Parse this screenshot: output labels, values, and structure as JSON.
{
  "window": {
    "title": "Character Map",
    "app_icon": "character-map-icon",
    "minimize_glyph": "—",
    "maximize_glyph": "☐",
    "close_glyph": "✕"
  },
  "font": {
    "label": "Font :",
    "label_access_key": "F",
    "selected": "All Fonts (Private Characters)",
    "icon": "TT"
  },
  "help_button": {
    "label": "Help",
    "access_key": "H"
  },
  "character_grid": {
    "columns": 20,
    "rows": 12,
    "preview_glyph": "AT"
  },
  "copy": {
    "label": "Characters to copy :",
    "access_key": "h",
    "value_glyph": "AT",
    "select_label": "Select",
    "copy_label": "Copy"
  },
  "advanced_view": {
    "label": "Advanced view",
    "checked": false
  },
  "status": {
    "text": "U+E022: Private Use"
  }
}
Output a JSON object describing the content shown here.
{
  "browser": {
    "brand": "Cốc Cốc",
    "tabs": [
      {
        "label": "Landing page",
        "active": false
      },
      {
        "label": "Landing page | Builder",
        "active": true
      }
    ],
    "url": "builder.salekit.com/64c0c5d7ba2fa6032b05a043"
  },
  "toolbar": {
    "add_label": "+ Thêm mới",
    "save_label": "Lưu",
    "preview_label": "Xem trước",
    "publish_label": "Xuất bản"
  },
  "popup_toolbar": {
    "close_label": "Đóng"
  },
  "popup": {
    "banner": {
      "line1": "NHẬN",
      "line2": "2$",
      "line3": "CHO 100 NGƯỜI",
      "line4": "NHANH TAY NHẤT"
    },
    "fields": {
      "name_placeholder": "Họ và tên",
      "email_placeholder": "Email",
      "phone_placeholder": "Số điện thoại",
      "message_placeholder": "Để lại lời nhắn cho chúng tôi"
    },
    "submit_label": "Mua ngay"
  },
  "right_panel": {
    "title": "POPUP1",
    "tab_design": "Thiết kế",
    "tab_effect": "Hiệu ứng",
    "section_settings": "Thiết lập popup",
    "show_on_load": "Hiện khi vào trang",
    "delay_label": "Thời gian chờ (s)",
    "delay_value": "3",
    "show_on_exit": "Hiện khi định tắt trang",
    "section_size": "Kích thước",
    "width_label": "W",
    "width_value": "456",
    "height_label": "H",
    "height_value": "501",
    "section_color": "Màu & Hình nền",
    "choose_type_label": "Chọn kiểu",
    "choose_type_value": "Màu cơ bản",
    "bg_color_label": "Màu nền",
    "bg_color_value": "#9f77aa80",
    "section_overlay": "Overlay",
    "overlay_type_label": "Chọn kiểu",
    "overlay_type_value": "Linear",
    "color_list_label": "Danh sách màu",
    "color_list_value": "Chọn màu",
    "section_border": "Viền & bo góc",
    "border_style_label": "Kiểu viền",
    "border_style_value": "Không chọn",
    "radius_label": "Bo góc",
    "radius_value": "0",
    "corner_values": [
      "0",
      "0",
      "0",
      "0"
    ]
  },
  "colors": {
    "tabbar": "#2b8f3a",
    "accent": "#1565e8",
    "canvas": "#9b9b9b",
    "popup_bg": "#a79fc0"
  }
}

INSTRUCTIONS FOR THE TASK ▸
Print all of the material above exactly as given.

WRITTEN ANSWER ▸
Parse this screenshot: output labels, values, and structure as JSON.
{
  "window": {
    "title": "Character Map",
    "app_icon": "character-map-icon",
    "minimize_glyph": "—",
    "maximize_glyph": "☐",
    "close_glyph": "✕"
  },
  "font": {
    "label": "Font :",
    "label_access_key": "F",
    "selected": "All Fonts (Private Characters)",
    "icon": "TT"
  },
  "help_button": {
    "label": "Help",
    "access_key": "H"
  },
  "character_grid": {
    "columns": 20,
    "rows": 12,
    "preview_glyph": "AT"
  },
  "copy": {
    "label": "Characters to copy :",
    "access_key": "h",
    "value_glyph": "AT",
    "select_label": "Select",
    "copy_label": "Copy"
  },
  "advanced_view": {
    "label": "Advanced view",
    "checked": false
  },
  "status": {
    "text": "U+E022: Private Use"
  }
}
Output a JSON object describing the content shown here.
{
  "browser": {
    "brand": "Cốc Cốc",
    "tabs": [
      {
        "label": "Landing page",
        "active": false
      },
      {
        "label": "Landing page | Builder",
        "active": true
      }
    ],
    "url": "builder.salekit.com/64c0c5d7ba2fa6032b05a043"
  },
  "toolbar": {
    "add_label": "+ Thêm mới",
    "save_label": "Lưu",
    "preview_label": "Xem trước",
    "publish_label": "Xuất bản"
  },
  "popup_toolbar": {
    "close_label": "Đóng"
  },
  "popup": {
    "banner": {
      "line1": "NHẬN",
      "line2": "2$",
      "line3": "CHO 100 NGƯỜI",
      "line4": "NHANH TAY NHẤT"
    },
    "fields": {
      "name_placeholder": "Họ và tên",
      "email_placeholder": "Email",
      "phone_placeholder": "Số điện thoại",
      "message_placeholder": "Để lại lời nhắn cho chúng tôi"
    },
    "submit_label": "Mua ngay"
  },
  "right_panel": {
    "title": "POPUP1",
    "tab_design": "Thiết kế",
    "tab_effect": "Hiệu ứng",
    "section_settings": "Thiết lập popup",
    "show_on_load": "Hiện khi vào trang",
    "delay_label": "Thời gian chờ (s)",
    "delay_value": "3",
    "show_on_exit": "Hiện khi định tắt trang",
    "section_size": "Kích thước",
    "width_label": "W",
    "width_value": "456",
    "height_label": "H",
    "height_value": "501",
    "section_color": "Màu & Hình nền",
    "choose_type_label": "Chọn kiểu",
    "choose_type_value": "Màu cơ bản",
    "bg_color_label": "Màu nền",
    "bg_color_value": "#9f77aa80",
    "section_overlay": "Overlay",
    "overlay_type_label": "Chọn kiểu",
    "overlay_type_value": "Linear",
    "color_list_label": "Danh sách màu",
    "color_list_value": "Chọn màu",
    "section_border": "Viền & bo góc",
    "border_style_label": "Kiểu viền",
    "border_style_value": "Không chọn",
    "radius_label": "Bo góc",
    "radius_value": "0",
    "corner_values": [
      "0",
      "0",
      "0",
      "0"
    ]
  },
  "colors": {
    "tabbar": "#2b8f3a",
    "accent": "#1565e8",
    "canvas": "#9b9b9b",
    "popup_bg": "#a79fc0"
  }
}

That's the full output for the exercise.